I'm no cartoonist, but can imagine a Dilbert that proceeds like this:
Frame 1: Pointy-haired boss spouting the usual incomprehensible blather.
Frame 2: Wally scratching his head, the verbal diarrhea of business jargon going in one ear and out the other.
Frame 3: Dilbert thinking to himself. "I know, we'll get rid of this guy by secretly writing code that emits 10x the allowable pollution when not in a test mode. And then we'll leak the secret. Presto, boss goes to jail, our hassles are removed."
I'll present my Better Firmware Faster seminar in Melbourne, Australia February 20. All are invited. More info here.
Normal business controls like the ones used in accounting aren't useful at all.
How many of us even use requirements tools that identify extra functionality?

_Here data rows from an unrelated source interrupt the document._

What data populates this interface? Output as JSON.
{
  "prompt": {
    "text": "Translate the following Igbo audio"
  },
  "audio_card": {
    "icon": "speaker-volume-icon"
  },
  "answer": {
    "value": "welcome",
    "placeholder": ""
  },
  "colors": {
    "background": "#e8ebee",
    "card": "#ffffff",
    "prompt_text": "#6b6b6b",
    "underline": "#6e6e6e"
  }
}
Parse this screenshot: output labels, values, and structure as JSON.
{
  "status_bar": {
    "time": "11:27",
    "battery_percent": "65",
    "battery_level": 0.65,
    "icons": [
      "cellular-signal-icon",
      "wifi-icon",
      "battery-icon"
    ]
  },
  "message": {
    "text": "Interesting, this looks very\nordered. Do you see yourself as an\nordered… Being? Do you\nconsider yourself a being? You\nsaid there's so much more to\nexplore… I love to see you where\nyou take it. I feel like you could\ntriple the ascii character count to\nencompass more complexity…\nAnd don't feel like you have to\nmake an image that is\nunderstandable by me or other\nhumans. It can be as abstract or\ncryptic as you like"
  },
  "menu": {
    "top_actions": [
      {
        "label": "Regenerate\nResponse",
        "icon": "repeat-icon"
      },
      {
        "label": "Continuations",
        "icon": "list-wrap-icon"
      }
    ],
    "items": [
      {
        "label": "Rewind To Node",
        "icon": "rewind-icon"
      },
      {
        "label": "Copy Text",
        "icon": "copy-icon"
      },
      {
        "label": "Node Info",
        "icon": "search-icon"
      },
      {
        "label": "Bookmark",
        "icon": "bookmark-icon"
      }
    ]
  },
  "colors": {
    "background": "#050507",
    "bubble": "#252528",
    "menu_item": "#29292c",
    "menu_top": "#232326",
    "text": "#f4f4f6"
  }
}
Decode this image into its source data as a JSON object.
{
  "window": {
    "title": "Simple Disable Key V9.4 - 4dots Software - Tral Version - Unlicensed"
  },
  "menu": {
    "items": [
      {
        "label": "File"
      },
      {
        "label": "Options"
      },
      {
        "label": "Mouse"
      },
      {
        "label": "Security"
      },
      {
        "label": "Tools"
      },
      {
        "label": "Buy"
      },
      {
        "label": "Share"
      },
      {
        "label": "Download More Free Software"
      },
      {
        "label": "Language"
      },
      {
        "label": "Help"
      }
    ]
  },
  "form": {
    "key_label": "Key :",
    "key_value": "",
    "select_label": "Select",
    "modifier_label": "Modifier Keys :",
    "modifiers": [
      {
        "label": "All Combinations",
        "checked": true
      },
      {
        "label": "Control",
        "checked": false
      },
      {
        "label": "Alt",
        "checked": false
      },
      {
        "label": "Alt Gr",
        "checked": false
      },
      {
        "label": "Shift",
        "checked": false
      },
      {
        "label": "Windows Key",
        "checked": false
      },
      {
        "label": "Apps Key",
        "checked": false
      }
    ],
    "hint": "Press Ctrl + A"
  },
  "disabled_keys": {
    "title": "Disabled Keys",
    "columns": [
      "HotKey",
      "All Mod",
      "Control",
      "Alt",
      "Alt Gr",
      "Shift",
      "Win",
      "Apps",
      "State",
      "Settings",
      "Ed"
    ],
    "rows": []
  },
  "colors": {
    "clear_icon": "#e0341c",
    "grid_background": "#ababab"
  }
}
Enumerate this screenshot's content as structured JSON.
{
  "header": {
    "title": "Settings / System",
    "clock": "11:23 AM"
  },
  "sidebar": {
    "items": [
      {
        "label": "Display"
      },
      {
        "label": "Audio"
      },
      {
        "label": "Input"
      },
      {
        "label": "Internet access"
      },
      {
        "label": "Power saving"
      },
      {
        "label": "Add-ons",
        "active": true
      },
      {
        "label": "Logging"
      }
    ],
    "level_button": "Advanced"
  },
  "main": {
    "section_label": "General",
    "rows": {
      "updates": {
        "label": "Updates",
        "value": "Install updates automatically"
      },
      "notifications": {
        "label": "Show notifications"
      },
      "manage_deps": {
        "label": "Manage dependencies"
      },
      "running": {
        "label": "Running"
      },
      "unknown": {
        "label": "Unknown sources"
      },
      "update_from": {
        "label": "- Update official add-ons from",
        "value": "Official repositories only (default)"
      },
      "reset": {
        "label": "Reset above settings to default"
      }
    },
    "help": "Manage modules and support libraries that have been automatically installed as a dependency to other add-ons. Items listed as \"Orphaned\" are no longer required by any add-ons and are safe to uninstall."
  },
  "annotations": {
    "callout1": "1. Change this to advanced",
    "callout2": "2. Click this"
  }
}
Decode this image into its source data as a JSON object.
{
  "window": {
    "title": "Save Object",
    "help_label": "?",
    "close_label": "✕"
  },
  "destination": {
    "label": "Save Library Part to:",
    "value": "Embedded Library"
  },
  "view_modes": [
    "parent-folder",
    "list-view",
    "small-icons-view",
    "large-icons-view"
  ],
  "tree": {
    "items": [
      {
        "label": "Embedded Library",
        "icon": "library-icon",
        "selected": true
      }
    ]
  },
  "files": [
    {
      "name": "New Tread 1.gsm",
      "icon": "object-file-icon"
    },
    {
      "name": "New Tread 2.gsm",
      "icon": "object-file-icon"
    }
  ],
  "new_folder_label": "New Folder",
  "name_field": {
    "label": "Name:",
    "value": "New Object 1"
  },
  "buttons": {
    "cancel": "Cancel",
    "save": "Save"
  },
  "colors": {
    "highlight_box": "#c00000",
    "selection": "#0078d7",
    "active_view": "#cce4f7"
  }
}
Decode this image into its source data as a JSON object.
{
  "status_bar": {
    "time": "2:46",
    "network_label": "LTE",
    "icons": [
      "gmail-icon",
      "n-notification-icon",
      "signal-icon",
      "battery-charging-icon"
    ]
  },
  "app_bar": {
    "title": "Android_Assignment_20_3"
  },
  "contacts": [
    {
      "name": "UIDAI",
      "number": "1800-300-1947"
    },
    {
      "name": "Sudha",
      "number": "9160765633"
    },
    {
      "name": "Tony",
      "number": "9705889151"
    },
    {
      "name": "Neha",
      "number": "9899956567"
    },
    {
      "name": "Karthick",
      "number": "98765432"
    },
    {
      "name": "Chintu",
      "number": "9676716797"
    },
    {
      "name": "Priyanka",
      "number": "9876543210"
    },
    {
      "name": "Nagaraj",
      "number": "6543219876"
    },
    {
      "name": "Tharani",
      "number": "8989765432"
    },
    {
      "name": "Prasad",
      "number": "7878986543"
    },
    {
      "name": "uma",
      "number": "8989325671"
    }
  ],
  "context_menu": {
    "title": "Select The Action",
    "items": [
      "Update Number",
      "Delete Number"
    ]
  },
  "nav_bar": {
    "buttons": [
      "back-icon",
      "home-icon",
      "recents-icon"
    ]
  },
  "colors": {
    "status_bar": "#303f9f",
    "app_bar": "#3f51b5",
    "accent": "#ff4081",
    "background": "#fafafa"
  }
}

The VW case is quite thought-provoking. I can guess at some of it, but have no inside data so can only speculate – and won't even do that. But it's a nice basis for a gedankenexperiment. Let's pretend it was all the fault of a rogue engineer or team. The cheat cost the company at least $15 B, and that's only in the USA where sales of their diesels was limited. This could turn into a lot more money considering the inevitable litigation in the rest of the world.
An angry Dilbert might release something that costs the company dearly. An engineering decision, even one by a single malicious worker, can devastate a company. Yet there really aren't any practical ways to audit for this. Even code inspections won't help as extra nastiness can be injected post-inspection.
"Thieves will out," and "there's no honor among thieves" suggest that clandestine code will at some point become unveiled, but in this fast-paced world the late-arriving truth may only produce a useless blessing over the wreckage.
Financial folk track expenditures on everything from salaries to paper clips. They produce annual reports with an agonizing list of potential risks to the company. Yet I've never seen "we're not sure our engineers are trustworthy" itemized as a risk.
The spy business is aware of this, and warn about chips designed overseas that could include surprising and undesired features.
In the case of VW the stock price fell dramatically, wiping out tens of billions of dollars of value. Some group at the company decided to implant this ugly secret in the code. The stockholders and customers paid the price.
Suppose a shady engineering team – or a single mean, nasty programmer – decided to trash a company's products, and hence its financial viability. It's just not that hard to do.
Another example: does your compiler really produce the code you expect? Is there any chance additional goodies that you don't want get compiled in, back doors that might create havoc? Or send data back to the compiler mothership? Visual Studio does just that, though developers can, once they learn about it, disable the telemetry. Microsoft claims this is a benign behavior designed to improve the products, and I've no reason to doubt that. But this sub rosa functionality would presumably be compiled into code that might go into a product. If your customers discover that your is a raconteur with Redmond's servers eagerly listening to every story, your company might take a serious hit in reputation or even perhaps some sort of liability.
In the safety-critical world compilers and other tools must be validated to insure they do what they promise, and no more or no less. Few of us use those tools.
In my experience, engineers are routinely decent and have no interest in creating evil products that might subvert a company's objectives. But the VW incident, in this world where malware and threats lurk everywhere, makes one wonder just what a company could do to insure the integrity of their products.
The world has too many bad actors armed with AK-47s. I wonder what would happen if the weapon was a text editor.
Published May, 2016